Hundreds of residents sat in chairs or on the grass during the two-hour program in which several speakers reflected on how their lives had changed.
Among those addressing the crowd were survivors of the massacre, former staffers of the school and family members of the 12 students and one teacher who were shot to death by a pair of trench-coat-clad students carrying handguns, shotguns, pipe bombs and extra ammunition.
Many of the speakers Saturday emphasized the spirit of human resilience and the sense of hope that has prevailed since the tragedy.
Sean Graves, who was a 15-year-old freshman at the time, held back tears as he recalled the moment he was struck by six bullets.

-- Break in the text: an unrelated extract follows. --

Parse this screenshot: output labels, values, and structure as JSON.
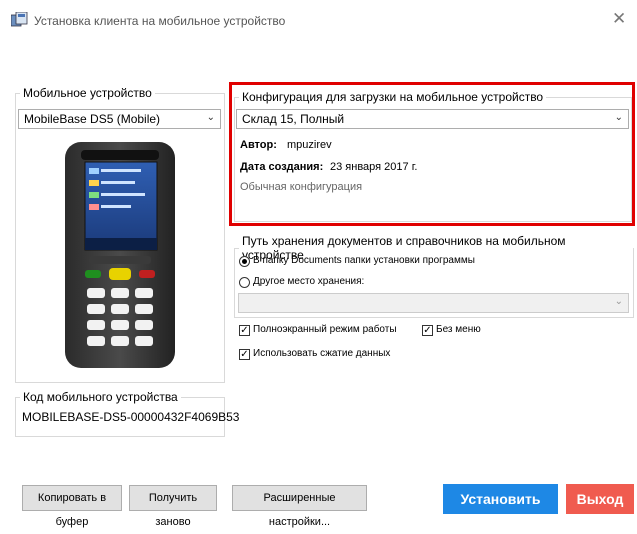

The first-time father said he was filled with pride that he graduated from Columbine High School, and upbeat about the future.
“Because of you, I’m up here today,” he told the crowd. “We showed people that we can overcome evil and we can love one another and we can become a family.”
A recorded video message from former President Clinton was also played during the ceremony.
“You’ve shown America and the world what true community looks like and have reminded us that the power of love and hope is far greater than the force of darkness and division and hatred,” Clinton said.
The memorial Saturday took place in Littleton, Colo., a Denver suburb that’s home to more than 47,000 people.
The anniversary events were held against a backdrop of heightened alert after an 18-year-old woman from Florida who authorities say was obsessed with the Columbine shooting threatened violence ahead of the 20th anniversary.
A manhunt for the young woman ensued. Authorities found her dead Tuesday from an apparent self-inflicted gunshot wound.
The first commemoration took place Thursday evening at Waterstone Community Church, where survivors, families and community members listened to speakers including Frank DeAngelis, principal of the high school at the time of the shooting.
On Friday, hundreds gathered for a vigil at the Columbine Memorial in Clement Park.
Throughout the evening, community members placed roses and small candles on stones engraved with the names of the victims. Others donned shirts with messages of hope.